Kermis en knuffels

A wide range of factors contribute to confidence in the payment system, the most important of which is being able to pay safely. High public confidence in the payment system held up well during these turbulent times. The level of confidence is highest among men, the highly educated, people with relatively high incomes, people under 65 and the digitally literate.

Public confidence in the payment system is crucial for its smooth functioning. But what contributes to public confidence? And how large is this confidence? New data from De Nederlandsche Bank (DNB) and the Dutch Payments Association provide answers to these questions.

Safety and security inspire confidence

Confidence in the payment system is driven by a wide range of factors (Figure 1). Being able to pay safely promotes this confidence most. On a scale of 1 (does not contribute to my confidence at all) to 7 (contributes strongly to my confidence), safe payments score no less than 6 on average. In addition, wide acceptance of electronic means of payment (debit card, smartphone and credit card), “easy payments”, “fast payments” and “proper supervision” are the top five factors that contribute to confidence in the payment system. The following factors have a mid-range score: no sharing of payment data with other companies, low risk of bank account fraud, no use of payment data for providing other services, an accessible payment system for everyone, and no disruptions. These all score an average of 5.6 and as such are also key in confidence for many people.

Being able to pay safely is the key determining factor for confidence in the payment system

High confidence in the payment system

The Dutch public have great confidence in the payment system.

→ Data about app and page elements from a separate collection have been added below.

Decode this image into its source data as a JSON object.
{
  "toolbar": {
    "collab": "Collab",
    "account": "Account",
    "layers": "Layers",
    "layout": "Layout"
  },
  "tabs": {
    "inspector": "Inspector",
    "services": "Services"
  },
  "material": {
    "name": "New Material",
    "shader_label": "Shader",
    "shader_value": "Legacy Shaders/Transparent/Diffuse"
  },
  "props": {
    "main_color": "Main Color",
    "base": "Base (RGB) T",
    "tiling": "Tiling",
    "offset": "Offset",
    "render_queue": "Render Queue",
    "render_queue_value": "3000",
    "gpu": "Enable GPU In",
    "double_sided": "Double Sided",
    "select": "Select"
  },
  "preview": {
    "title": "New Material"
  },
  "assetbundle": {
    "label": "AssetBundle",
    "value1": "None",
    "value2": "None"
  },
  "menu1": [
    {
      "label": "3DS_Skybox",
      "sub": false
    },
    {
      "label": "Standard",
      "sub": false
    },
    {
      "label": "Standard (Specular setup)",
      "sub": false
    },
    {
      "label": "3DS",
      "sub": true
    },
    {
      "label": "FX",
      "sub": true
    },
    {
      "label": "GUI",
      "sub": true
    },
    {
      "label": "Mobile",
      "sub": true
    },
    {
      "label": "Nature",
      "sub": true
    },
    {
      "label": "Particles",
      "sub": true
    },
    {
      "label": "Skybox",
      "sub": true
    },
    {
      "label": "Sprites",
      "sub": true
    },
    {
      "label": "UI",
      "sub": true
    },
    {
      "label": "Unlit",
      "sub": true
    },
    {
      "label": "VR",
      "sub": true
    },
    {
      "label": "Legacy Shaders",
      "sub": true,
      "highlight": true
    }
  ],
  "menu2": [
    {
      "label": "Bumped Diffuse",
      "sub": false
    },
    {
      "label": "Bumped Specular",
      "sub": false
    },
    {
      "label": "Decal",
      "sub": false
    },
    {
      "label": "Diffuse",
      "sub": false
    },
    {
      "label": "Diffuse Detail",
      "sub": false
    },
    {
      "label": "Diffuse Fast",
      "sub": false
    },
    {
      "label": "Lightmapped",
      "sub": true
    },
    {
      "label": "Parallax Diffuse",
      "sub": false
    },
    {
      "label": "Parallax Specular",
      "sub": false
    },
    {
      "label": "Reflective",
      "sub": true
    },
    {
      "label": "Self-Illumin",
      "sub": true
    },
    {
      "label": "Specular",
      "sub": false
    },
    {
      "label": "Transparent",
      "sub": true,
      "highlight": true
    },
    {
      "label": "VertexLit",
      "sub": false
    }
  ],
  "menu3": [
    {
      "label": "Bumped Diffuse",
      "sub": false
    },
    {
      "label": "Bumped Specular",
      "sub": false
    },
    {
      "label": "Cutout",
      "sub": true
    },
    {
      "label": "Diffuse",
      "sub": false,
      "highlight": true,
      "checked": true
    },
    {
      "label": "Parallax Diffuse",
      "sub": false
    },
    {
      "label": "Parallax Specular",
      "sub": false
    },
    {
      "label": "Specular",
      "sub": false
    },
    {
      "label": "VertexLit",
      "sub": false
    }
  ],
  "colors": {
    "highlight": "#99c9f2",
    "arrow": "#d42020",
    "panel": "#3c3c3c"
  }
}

In August 2021, 74% of respondents had a high or very high level of confidence in the payment system (Figure 2). Answers to the question “To what extent do you have confidence in the Dutch payment system in general?” show that most respondents have a high level of confidence (51%). 23% of respondents even say they have a very high level of confidence. Only 1% has little or very little confidence. Confidence in the payment system has remained unabated in these turbulent times. Throughout 2021 people have on average had “high confidence”.

High confidence in the payment system

Confidence in the payment system varies from group to group

Confidence in the payment system is highest among people with high incomes, people under 65, men, the highly educated and the digitally literate. The more people earn, the higher their confidence. Around 2 out of 5 respondents with a high household income have a very high level of confidence. For respondents with a low household income, this is 1 in 5. Confidence is also related to age: people over 65 have the least confidence. In addition, men trust the payment system more than women. The highly educated and digitally literate also have relatively high confidence in payments. The digitally literate people are those who indicate that they do not need help from others when using the internet and who say they can handle a computer, tablet or smartphone well.

In short, confidence in the payment system is high and in order to keep it that way, many aspects of payments deserve attention. All groups state that being able to pay safely is the most important. This insight is useful, for instance, in designing a digital euro. Groups with relatively low confidence in the payment system, such as people over 65 and the digitally illiterate, deserve special attention. Next year, we will conduct in-depth research into these groups and will also include the confidence aspect.